This method works because the words enmesh you. We writers think of ourselves as controlling our words, and we do. But merely putting words on paper or a screen changes what you’re thinking, and in this case, your mood.
You can experience this effect when writing dialogue. For example, this morning I was drafting a scene in a novel about two boys trying to live in the woods according to a book their father brought back from World War II: How to Survive on Land and Sea. They discover they already know most of what the book says.
“We could have written this book ourselves, Donny. Whenever we look things up in it, we’re usually already doing it.”
“What a great idea, Eddy. When we get rescued, we’ll write our own survival book for boys like us. But we’ll need a zippy title.”
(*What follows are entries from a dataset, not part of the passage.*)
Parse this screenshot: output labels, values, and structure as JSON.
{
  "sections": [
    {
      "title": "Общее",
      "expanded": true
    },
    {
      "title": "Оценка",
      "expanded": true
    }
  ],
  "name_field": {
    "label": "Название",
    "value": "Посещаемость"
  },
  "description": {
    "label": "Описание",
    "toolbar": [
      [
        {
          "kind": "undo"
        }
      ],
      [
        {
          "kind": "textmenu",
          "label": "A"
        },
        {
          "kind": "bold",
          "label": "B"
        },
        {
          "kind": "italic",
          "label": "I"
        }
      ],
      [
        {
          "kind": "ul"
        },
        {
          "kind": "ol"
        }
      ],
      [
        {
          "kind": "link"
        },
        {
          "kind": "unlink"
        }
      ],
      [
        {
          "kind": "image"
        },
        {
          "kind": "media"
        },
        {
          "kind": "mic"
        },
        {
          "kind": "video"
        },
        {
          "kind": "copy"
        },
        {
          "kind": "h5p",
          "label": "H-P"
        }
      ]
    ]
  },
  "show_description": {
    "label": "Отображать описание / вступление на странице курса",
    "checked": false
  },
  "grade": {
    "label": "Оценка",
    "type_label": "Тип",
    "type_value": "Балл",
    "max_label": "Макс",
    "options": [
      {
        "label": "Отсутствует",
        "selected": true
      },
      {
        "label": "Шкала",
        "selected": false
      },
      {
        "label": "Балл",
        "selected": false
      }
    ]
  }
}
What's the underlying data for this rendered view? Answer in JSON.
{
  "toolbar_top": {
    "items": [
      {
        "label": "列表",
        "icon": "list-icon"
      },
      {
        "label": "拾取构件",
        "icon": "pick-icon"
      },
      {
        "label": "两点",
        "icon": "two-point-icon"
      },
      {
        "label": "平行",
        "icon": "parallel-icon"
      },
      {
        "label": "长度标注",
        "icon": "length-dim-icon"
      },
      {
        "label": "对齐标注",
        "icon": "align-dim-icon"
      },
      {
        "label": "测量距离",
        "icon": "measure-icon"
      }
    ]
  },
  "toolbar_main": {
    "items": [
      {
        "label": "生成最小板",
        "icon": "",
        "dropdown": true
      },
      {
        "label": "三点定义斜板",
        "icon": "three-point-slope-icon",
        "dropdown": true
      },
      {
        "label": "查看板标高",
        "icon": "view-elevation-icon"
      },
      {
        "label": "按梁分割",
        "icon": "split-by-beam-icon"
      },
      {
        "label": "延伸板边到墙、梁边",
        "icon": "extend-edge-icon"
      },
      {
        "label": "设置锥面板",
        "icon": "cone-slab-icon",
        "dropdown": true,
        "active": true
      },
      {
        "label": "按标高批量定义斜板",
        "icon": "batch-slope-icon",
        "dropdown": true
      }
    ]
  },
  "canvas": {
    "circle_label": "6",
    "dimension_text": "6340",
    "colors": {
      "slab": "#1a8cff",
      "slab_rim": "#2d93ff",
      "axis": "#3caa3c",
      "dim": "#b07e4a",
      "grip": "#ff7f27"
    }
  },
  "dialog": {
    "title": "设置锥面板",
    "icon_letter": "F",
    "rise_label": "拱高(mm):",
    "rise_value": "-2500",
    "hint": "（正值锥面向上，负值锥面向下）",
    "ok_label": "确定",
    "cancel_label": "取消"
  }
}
And off they go brainstorming potential titles. I didn’t plan that, but once they started, I just turned them loose. How did that happen? I had struggled through last fall trying to come up with a title for my new book, Writing Your Way, forthcoming from Writers’s Digest on March 13. So once the boys came up with their book idea, it was an easy leap to their needing a title.
Such happy accidents can unnerve a control freak, which is a bad thing to be if you’re a writer. But if you don’t like what the characters do or say, you can just erase it.
(Ever had your characters take over, or your words divert you?)